I checked some books out and, for the next few weeks, the world of a boy living on a farm outside a town of 2,500 people — that was almost an hour from anywhere much larger — grew quite a bit. And with many subsequent visits to the library in the ensuing years, this would become a trend.
I’m reflecting on all this following the city’s decisions to build a new downtown library and revitalize the Chuckatuck branch. Perhaps owning to some new — or new-ish — faces in the library system, it also seems Suffolk’s public libraries are expanding their offerings — for instance, a kids’ Lego Club at the North Suffolk and downtown branches.
Libraries are good things to invest in, but good luck trying to quantify the return on that investment, if you’ve a mind to.
I couldn’t explain — let alone quantify — how much learning about vampires and Eastern Europe at a tender age enriched my life, but if you added up all those kinds of library experiences most of us have had, you’d arrive at something pretty special that it would be a shame to discount.
Spending public money on anything has the potential to be controversial, but I’m glad this city has the foresight to encourage its citizens, young and old, to become independent learners by enhancing the means at their disposal.

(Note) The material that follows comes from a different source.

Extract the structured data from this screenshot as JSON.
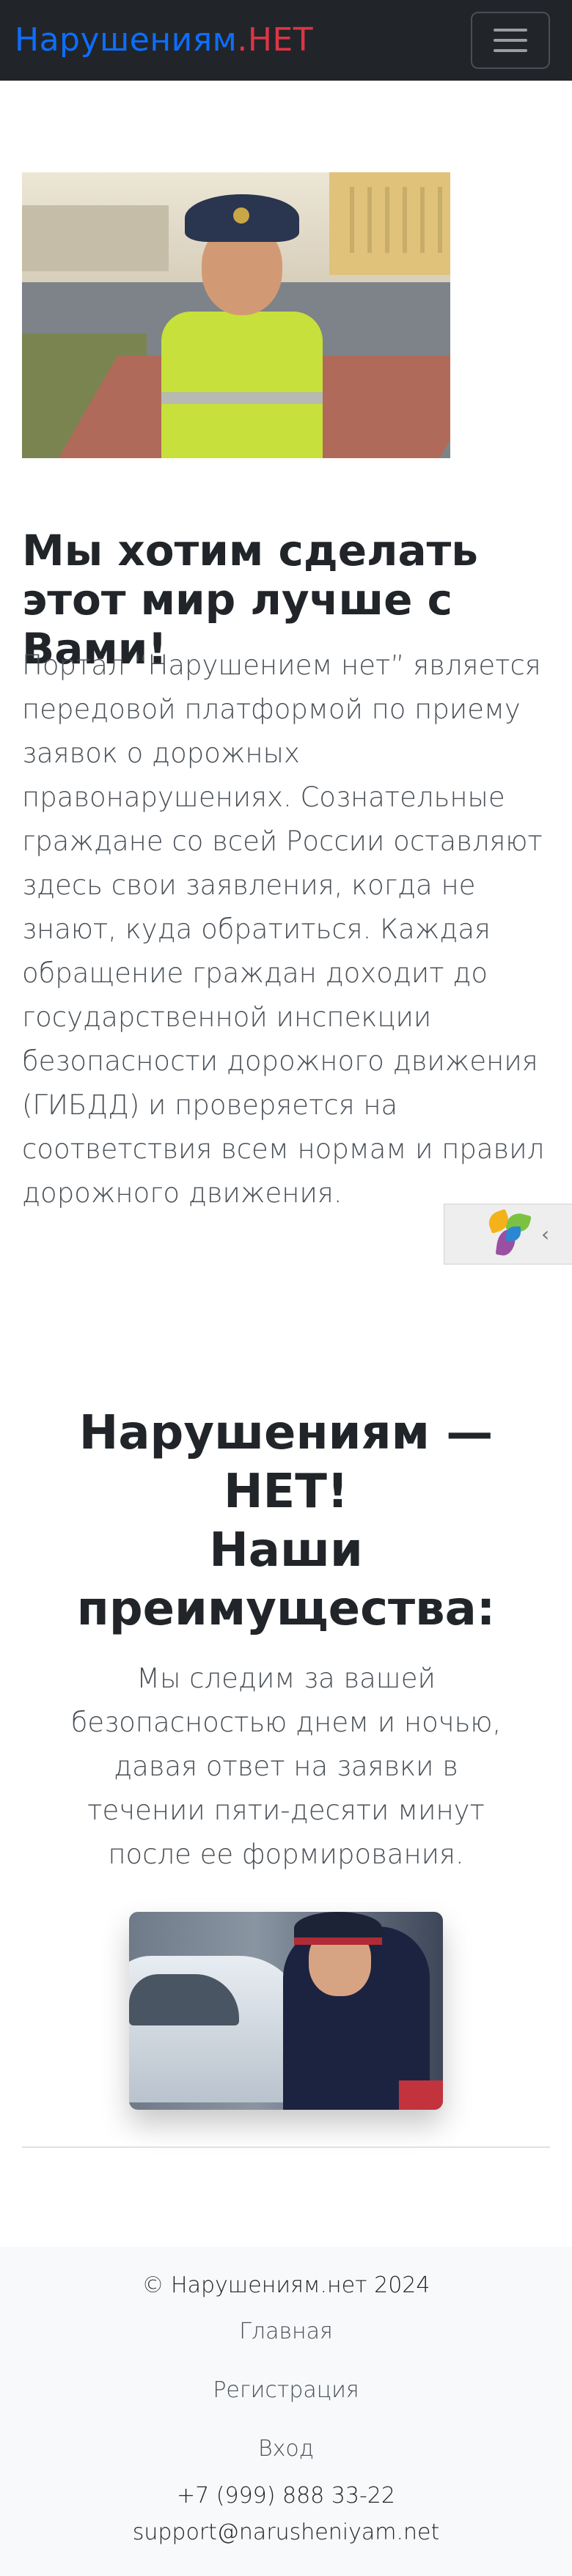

Someone once said for the first time that a mind left to wander is a dangerous thing, but I would say that a mind left unfed is tragic.